**Your assignment:** With the pictures removed, write out the data below exactly.
○ ○ ○ ○ ○ ○ ○
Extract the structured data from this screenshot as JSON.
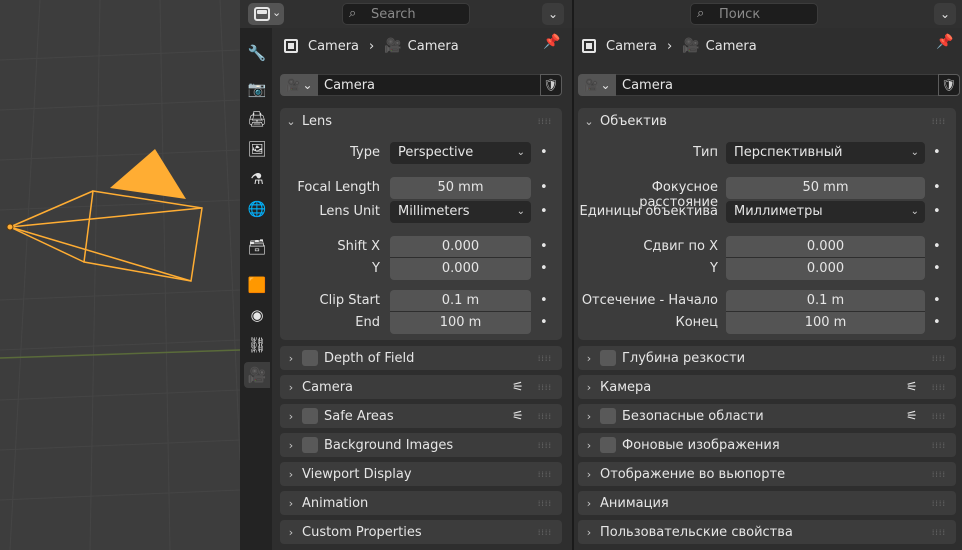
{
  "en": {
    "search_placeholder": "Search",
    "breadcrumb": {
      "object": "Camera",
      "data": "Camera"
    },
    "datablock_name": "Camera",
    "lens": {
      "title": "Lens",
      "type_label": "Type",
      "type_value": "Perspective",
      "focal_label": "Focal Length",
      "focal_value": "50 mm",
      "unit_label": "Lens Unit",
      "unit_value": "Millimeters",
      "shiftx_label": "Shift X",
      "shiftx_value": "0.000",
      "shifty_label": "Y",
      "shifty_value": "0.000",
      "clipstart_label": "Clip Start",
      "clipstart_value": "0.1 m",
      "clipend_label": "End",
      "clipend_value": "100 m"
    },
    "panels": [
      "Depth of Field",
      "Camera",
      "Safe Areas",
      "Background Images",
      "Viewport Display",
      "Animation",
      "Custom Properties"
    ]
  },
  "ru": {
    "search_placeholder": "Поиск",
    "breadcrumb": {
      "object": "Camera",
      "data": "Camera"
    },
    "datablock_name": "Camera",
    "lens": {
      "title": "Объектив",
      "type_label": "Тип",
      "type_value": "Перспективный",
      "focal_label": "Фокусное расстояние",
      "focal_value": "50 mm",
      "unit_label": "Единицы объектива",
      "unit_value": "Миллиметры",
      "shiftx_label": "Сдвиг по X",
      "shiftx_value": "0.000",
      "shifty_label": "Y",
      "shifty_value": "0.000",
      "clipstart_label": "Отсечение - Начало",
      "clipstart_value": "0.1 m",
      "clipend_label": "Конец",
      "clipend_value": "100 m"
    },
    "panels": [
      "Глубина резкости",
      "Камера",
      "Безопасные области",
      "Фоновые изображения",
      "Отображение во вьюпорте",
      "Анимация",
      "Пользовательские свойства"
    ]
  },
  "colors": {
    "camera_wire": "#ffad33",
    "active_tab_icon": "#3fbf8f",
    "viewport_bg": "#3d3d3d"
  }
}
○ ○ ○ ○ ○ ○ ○
**Exercise response:**
Extract the structured data from this screenshot as JSON.
{
  "en": {
    "search_placeholder": "Search",
    "breadcrumb": {
      "object": "Camera",
      "data": "Camera"
    },
    "datablock_name": "Camera",
    "lens": {
      "title": "Lens",
      "type_label": "Type",
      "type_value": "Perspective",
      "focal_label": "Focal Length",
      "focal_value": "50 mm",
      "unit_label": "Lens Unit",
      "unit_value": "Millimeters",
      "shiftx_label": "Shift X",
      "shiftx_value": "0.000",
      "shifty_label": "Y",
      "shifty_value": "0.000",
      "clipstart_label": "Clip Start",
      "clipstart_value": "0.1 m",
      "clipend_label": "End",
      "clipend_value": "100 m"
    },
    "panels": [
      "Depth of Field",
      "Camera",
      "Safe Areas",
      "Background Images",
      "Viewport Display",
      "Animation",
      "Custom Properties"
    ]
  },
  "ru": {
    "search_placeholder": "Поиск",
    "breadcrumb": {
      "object": "Camera",
      "data": "Camera"
    },
    "datablock_name": "Camera",
    "lens": {
      "title": "Объектив",
      "type_label": "Тип",
      "type_value": "Перспективный",
      "focal_label": "Фокусное расстояние",
      "focal_value": "50 mm",
      "unit_label": "Единицы объектива",
      "unit_value": "Миллиметры",
      "shiftx_label": "Сдвиг по X",
      "shiftx_value": "0.000",
      "shifty_label": "Y",
      "shifty_value": "0.000",
      "clipstart_label": "Отсечение - Начало",
      "clipstart_value": "0.1 m",
      "clipend_label": "Конец",
      "clipend_value": "100 m"
    },
    "panels": [
      "Глубина резкости",
      "Камера",
      "Безопасные области",
      "Фоновые изображения",
      "Отображение во вьюпорте",
      "Анимация",
      "Пользовательские свойства"
    ]
  },
  "colors": {
    "camera_wire": "#ffad33",
    "active_tab_icon": "#3fbf8f",
    "viewport_bg": "#3d3d3d"
  }
}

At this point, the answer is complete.